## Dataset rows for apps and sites
┏━━

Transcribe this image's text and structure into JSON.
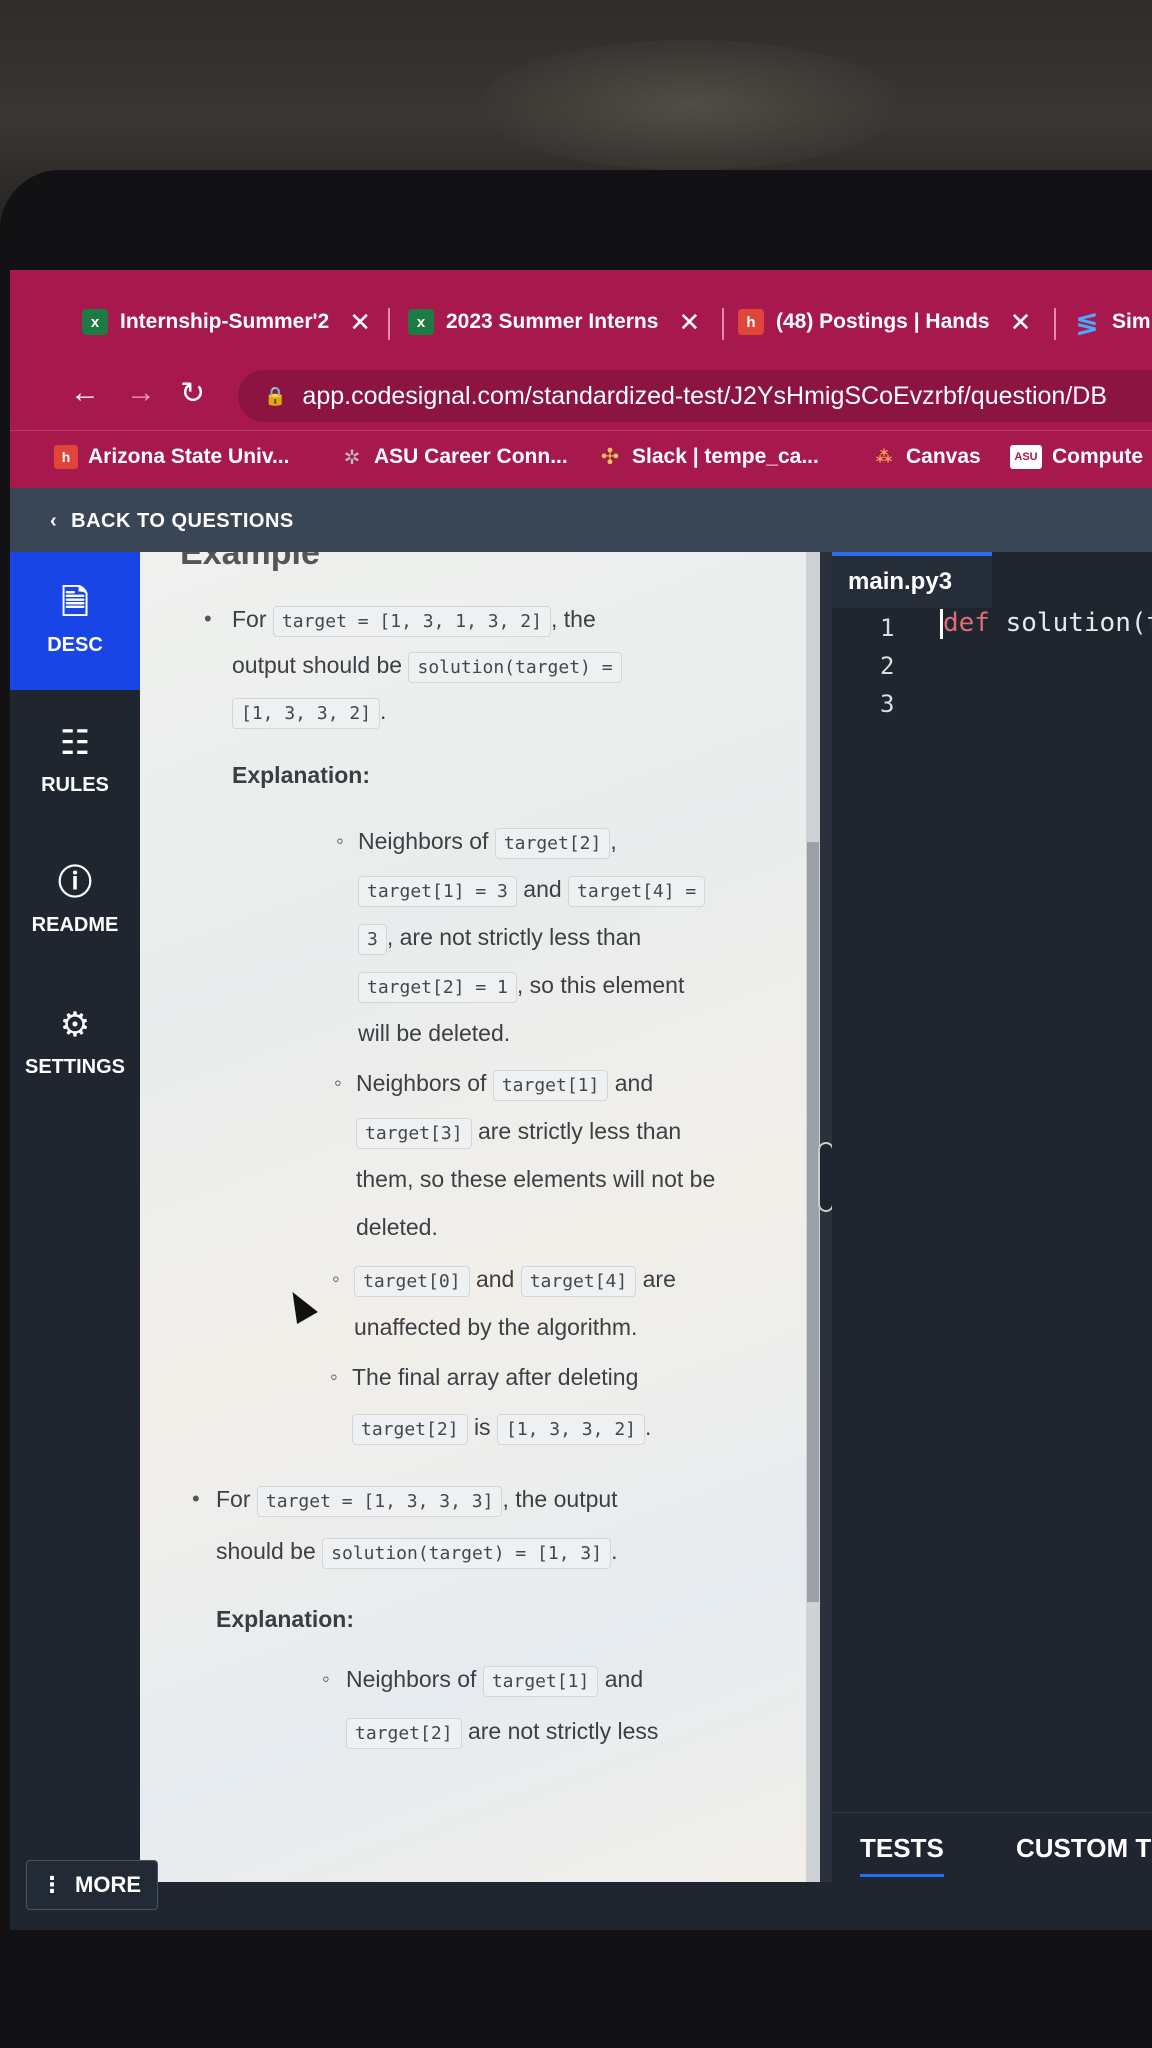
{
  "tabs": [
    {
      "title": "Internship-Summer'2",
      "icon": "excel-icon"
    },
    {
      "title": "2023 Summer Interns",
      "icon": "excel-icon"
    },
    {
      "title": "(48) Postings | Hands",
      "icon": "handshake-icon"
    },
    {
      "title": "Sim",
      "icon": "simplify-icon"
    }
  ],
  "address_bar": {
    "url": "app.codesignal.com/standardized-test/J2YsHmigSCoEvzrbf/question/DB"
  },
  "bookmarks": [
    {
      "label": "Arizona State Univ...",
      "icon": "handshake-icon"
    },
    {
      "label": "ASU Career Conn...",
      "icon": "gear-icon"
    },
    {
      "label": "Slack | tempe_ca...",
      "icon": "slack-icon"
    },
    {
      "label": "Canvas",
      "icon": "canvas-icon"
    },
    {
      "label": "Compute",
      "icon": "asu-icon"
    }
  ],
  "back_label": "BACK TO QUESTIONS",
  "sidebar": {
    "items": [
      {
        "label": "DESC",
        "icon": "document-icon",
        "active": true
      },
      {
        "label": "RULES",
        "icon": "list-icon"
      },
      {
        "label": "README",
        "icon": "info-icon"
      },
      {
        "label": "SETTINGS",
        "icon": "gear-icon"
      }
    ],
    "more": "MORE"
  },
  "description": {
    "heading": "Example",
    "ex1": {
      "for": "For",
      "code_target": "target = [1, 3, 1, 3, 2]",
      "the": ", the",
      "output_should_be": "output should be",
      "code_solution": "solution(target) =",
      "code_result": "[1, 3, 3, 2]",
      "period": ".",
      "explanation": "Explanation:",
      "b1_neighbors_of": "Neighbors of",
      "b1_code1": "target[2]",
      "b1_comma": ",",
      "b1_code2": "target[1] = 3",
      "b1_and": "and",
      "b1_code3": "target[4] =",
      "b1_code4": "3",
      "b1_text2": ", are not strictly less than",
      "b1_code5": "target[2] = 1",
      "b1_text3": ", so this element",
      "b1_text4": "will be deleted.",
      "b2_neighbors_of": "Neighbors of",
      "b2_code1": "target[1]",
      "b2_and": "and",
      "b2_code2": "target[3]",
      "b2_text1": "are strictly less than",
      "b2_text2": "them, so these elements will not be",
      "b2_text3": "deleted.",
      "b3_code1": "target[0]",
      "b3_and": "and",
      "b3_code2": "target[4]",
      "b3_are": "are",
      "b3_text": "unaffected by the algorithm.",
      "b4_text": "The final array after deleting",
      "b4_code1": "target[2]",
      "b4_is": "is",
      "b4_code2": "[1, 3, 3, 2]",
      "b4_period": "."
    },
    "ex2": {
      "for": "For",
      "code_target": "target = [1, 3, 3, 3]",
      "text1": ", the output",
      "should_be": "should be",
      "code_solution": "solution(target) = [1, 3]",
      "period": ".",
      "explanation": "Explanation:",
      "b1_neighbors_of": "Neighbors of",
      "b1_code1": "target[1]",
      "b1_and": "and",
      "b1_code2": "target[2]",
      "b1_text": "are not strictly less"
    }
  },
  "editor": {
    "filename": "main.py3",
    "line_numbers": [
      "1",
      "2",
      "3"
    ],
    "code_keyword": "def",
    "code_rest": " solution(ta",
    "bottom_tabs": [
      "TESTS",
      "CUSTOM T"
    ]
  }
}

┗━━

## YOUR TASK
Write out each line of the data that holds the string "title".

## RESPONSE TO THE EXERCISE
      "title": "Internship-Summer'2",
      "title": "2023 Summer Interns",
      "title": "(48) Postings | Hands",
      "title": "Sim",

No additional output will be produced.